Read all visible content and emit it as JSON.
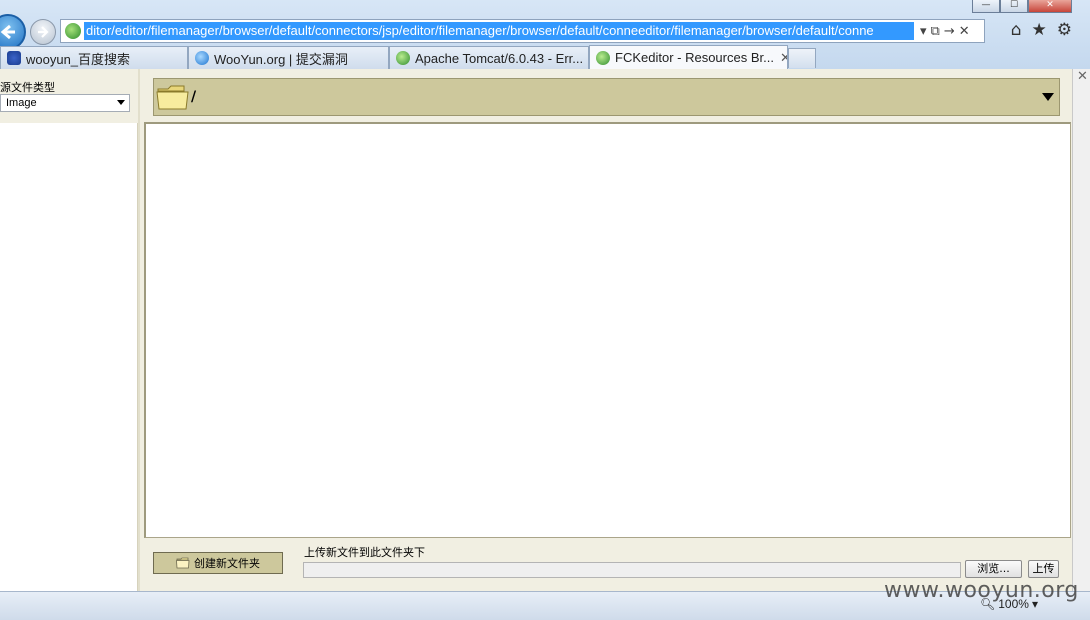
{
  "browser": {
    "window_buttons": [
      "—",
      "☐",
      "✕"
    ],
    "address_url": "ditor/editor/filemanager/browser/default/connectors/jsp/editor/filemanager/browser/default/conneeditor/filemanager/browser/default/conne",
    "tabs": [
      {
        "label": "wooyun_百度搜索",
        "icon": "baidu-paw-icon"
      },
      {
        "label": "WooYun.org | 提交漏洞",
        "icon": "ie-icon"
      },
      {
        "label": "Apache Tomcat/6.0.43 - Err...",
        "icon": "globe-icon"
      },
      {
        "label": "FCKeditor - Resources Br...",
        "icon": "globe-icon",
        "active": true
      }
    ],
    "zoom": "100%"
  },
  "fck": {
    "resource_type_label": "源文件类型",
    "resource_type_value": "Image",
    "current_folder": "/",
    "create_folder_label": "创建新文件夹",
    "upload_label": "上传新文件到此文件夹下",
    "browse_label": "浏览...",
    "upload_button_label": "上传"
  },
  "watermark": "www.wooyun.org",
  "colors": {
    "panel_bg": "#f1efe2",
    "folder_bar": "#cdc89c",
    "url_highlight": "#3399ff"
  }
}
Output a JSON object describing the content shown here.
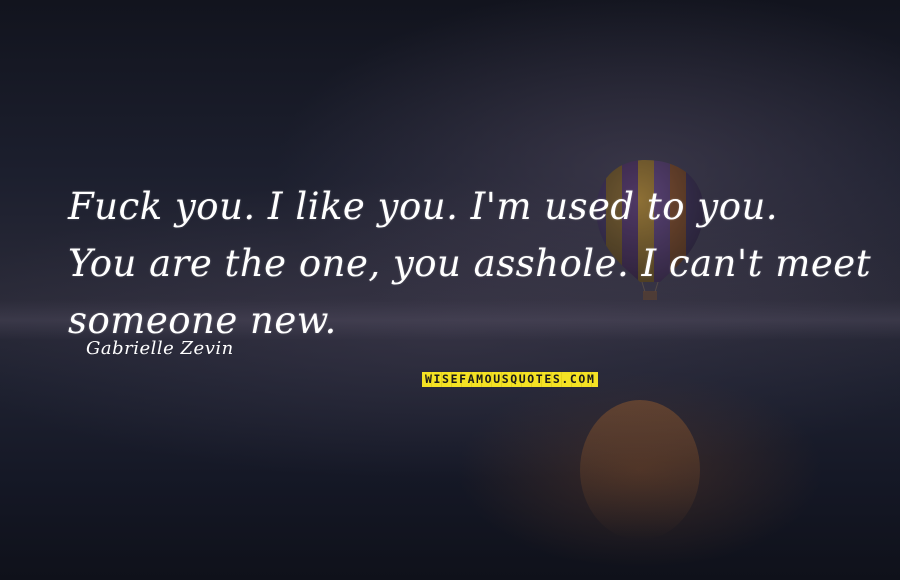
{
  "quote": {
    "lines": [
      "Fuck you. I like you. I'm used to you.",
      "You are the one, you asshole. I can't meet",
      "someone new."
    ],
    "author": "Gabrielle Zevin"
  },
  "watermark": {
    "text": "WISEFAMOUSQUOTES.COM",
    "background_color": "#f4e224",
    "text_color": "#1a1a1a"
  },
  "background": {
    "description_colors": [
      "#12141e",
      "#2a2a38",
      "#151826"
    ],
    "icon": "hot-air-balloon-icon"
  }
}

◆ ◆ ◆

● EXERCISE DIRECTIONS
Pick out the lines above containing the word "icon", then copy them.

● TASK RESULT
        "icon": "baidu-paw-icon"
        "icon": "ie-icon"
        "icon": "globe-icon"
        "icon": "globe-icon",
    "icon": "hot-air-balloon-icon"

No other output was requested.